▶ **Data records for software interfaces**
· · ·

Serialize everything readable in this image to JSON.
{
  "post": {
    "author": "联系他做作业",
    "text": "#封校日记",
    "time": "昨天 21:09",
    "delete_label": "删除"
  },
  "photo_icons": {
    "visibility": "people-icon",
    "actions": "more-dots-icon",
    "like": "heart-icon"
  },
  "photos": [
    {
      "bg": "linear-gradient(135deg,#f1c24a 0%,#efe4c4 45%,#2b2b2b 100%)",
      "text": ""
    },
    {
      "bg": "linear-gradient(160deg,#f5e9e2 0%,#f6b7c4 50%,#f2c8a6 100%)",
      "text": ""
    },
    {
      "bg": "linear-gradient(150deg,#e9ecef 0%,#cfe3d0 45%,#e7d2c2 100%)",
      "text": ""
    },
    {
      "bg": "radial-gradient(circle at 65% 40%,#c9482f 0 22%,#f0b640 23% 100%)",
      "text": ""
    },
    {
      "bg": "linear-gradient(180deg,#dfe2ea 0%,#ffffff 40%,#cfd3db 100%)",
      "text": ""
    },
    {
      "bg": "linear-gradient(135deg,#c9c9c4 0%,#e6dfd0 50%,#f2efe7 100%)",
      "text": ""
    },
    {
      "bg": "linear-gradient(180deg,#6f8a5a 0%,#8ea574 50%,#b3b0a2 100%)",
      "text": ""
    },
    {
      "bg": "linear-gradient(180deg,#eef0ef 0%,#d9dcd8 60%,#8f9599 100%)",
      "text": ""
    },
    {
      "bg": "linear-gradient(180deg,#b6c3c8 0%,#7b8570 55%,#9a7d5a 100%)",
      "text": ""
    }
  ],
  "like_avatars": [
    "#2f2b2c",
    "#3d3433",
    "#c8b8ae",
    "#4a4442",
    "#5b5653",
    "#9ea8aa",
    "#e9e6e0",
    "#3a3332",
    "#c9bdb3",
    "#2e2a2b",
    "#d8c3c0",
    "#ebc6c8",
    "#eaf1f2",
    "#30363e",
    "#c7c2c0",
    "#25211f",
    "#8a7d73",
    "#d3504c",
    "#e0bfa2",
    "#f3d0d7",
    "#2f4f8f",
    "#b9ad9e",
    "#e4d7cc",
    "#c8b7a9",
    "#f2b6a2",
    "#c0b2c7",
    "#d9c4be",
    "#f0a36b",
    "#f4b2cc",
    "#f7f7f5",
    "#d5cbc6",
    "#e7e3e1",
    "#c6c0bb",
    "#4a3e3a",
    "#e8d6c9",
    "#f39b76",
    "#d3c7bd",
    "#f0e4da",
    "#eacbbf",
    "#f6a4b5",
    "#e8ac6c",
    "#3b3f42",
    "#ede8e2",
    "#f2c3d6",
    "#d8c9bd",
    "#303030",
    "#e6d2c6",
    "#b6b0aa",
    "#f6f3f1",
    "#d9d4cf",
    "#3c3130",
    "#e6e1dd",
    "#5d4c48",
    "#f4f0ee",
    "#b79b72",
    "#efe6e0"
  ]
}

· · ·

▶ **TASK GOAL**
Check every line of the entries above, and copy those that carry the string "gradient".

▶ **COMPLETED TASK**
      "bg": "linear-gradient(135deg,#f1c24a 0%,#efe4c4 45%,#2b2b2b 100%)",
      "bg": "linear-gradient(160deg,#f5e9e2 0%,#f6b7c4 50%,#f2c8a6 100%)",
      "bg": "linear-gradient(150deg,#e9ecef 0%,#cfe3d0 45%,#e7d2c2 100%)",
      "bg": "radial-gradient(circle at 65% 40%,#c9482f 0 22%,#f0b640 23% 100%)",
      "bg": "linear-gradient(180deg,#dfe2ea 0%,#ffffff 40%,#cfd3db 100%)",
      "bg": "linear-gradient(135deg,#c9c9c4 0%,#e6dfd0 50%,#f2efe7 100%)",
      "bg": "linear-gradient(180deg,#6f8a5a 0%,#8ea574 50%,#b3b0a2 100%)",
      "bg": "linear-gradient(180deg,#eef0ef 0%,#d9dcd8 60%,#8f9599 100%)",
      "bg": "linear-gradient(180deg,#b6c3c8 0%,#7b8570 55%,#9a7d5a 100%)",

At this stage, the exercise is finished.